Llian, the young scholar, is now a target to those seeking the flute and must flee the only life he's known at the colleges. Karan, a young sensitive who has the ability to connect with others minds and perform certain magical feats no one else can struggles to keep her bleak family estate from ruin amid the endless drought, when she is ordered to repay a debt to Maigraith, a Charon one of the races from the other worlds who demands Karan retrieve a special mirror that can reveal the answer to whatever is asked of it.
Asking the mirror where the flute is would be extremely useful, you see. But the mirror is possessed by Yggur, a formidable warlord feared by all. Using Karan's special sensitive talents, Maigraith helps Karan sneak into his fortress undetected and compel Yggur to hand over the mirror with her mind control. But once the deed is done, and Magraith parts with the mirror, Karan is left to be hunted by Yggur and his fearsome army of Whelm, a race of doglike sentiment bipeds with a panache for cruelty and blind devotion. Her escape leads her to cross paths with Llian, both headed toward an ancient city containing secrets that might just save the both of them.
Karan is my favorite character, an incredibly strong, selfless young woman born as a sensitive, but not just any sensitive. She is a blending of races, effectively doubling the strength of her magical skills, making her even more unique--and an especially coveted asset in the quest for the flute. With her special gifts making her the target of those that would seek to use her sensitive powers for their own gain, she must do everything she can to hide her true identity and escape their pursuit.

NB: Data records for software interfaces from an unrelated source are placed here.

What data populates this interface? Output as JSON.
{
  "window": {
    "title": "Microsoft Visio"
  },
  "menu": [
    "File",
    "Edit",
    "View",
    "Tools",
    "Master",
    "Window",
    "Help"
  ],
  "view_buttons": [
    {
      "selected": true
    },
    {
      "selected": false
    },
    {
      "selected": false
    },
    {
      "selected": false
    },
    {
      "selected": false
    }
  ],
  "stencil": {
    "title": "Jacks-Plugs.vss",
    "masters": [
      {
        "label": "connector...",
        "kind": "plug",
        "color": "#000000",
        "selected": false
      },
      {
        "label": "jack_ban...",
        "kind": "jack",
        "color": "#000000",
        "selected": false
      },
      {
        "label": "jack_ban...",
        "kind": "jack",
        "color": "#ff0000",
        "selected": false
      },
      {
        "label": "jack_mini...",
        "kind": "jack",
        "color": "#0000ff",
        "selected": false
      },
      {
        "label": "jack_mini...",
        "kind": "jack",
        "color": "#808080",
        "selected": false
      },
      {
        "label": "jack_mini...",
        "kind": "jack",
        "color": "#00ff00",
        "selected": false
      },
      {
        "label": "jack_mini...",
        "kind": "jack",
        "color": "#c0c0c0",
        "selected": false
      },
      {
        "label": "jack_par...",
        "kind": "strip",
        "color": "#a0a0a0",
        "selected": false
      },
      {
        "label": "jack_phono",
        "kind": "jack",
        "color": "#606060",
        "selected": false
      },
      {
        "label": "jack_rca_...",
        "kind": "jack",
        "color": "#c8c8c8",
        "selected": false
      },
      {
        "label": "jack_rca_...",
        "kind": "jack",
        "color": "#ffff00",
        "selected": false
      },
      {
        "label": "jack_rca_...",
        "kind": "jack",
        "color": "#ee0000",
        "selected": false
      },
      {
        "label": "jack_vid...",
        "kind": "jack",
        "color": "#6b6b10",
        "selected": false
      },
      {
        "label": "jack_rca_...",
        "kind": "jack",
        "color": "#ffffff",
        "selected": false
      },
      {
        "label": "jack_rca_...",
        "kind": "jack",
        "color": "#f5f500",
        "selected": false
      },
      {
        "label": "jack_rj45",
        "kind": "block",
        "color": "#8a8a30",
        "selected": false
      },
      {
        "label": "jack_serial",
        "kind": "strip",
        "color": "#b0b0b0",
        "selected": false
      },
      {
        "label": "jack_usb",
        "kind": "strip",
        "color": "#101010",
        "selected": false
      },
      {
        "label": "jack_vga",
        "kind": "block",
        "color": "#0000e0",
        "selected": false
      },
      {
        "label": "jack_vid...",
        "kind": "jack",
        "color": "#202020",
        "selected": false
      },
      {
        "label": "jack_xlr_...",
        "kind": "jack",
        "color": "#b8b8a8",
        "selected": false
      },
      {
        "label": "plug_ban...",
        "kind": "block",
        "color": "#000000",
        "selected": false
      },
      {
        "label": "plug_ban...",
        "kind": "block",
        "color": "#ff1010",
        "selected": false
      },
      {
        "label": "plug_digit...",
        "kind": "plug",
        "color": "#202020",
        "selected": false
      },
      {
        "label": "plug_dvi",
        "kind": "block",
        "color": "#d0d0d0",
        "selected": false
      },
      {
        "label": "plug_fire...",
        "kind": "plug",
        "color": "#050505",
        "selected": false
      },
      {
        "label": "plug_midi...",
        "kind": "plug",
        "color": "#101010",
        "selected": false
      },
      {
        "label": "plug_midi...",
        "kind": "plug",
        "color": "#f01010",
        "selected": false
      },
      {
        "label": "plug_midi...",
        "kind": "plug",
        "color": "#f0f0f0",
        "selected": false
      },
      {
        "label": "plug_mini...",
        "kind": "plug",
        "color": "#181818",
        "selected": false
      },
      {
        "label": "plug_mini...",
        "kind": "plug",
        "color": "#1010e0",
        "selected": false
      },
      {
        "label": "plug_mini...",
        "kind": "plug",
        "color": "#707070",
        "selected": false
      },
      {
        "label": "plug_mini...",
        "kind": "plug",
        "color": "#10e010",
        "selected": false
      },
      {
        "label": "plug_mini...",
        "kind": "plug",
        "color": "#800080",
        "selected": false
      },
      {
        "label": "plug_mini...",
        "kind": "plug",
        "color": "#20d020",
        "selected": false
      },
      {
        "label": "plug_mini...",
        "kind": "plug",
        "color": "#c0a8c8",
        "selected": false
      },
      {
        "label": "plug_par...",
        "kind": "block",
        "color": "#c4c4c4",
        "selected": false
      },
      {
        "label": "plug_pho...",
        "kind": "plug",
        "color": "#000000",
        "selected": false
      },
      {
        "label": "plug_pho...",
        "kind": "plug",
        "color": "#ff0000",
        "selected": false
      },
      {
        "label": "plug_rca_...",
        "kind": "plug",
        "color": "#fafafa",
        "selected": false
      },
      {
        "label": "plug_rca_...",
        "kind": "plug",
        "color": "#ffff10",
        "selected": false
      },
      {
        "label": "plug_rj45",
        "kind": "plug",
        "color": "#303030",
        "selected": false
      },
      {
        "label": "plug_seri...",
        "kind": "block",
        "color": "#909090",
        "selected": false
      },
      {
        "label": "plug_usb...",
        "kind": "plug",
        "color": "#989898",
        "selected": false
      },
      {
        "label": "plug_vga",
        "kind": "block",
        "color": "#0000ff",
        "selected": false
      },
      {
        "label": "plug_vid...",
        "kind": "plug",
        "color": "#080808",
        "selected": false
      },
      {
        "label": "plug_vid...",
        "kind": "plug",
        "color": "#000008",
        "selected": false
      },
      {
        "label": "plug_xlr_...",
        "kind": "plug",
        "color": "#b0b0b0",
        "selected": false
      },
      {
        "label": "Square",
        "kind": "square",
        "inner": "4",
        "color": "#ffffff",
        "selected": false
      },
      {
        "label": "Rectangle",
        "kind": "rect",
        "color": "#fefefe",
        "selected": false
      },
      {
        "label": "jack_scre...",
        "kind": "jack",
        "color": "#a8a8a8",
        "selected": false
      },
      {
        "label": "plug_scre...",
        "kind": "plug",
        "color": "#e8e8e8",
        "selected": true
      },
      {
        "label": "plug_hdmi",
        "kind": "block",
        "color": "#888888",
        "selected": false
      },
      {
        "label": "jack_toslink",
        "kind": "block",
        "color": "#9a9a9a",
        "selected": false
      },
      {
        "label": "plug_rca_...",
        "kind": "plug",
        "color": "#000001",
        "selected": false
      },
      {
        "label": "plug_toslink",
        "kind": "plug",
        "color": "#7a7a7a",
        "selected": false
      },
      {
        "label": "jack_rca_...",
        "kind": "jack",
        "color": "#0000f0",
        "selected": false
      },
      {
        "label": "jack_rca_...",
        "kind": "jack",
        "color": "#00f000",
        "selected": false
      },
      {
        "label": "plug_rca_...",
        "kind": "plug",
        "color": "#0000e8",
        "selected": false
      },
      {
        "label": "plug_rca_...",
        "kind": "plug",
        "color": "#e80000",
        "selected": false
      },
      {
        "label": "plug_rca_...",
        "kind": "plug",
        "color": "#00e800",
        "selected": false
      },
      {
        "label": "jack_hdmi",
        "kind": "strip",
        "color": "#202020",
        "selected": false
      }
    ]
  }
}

I typically can't stand overly-tough, cliched ball-buster chicks in stories--it just doesn't appeal to me. But Karan has a lot of human qualities that make her much more relatable. Even though she's been through a lot, she doesn't act like a victim, nor is she vengeful. She has her moments of insecurity and fear, and even irrational emotion I can very much relate to that! But she's also feminine and a bit innocent, despite her strong will and potential, and in an endearing way, not overly sexed up or wanton.
Llian is less appealing in that he's the pretty boy scholar who hasn't had a day's hard labor in his sheltered life at the boarding college, becoming a master storyteller, an accomplished and noble station. He doesn't know how to live off the land or travel hundreds of miles without complaining his feet hurt.
A Shadow on the Glass (View from the Mirror)
And throwing these two vastly different characters together on a dangerous journey makes for a very compelling, tension-fraught adventure, with lots of built-in humor to boot. At points you're afraid Karan might just kill Llian in his sleep, for all the whining and lack of capability he has. But over time, she comes to see his strengths, and can't deny the way he can so easily see through the walls she puts up to protect herself Overall, A Shadow on the Glass is the beginning of an epic, refreshingly-different fantasy adventure, with a unique and compelling plot, fleshed out characters and an immersive world that won't disappoint!
Although the writing improved over the course of the book, I never got comfortable with the jolting, action-packed style.
The conversations between characters, in particular, were especially uncomfortable to read. The book was essentially a constant chase-scene, with the PMS-laden heroine and the unlikely sometimes-inept-sometimes-invincible hero leading a merry chase across the face of the earth, pursued by virtually every other character and race in the book.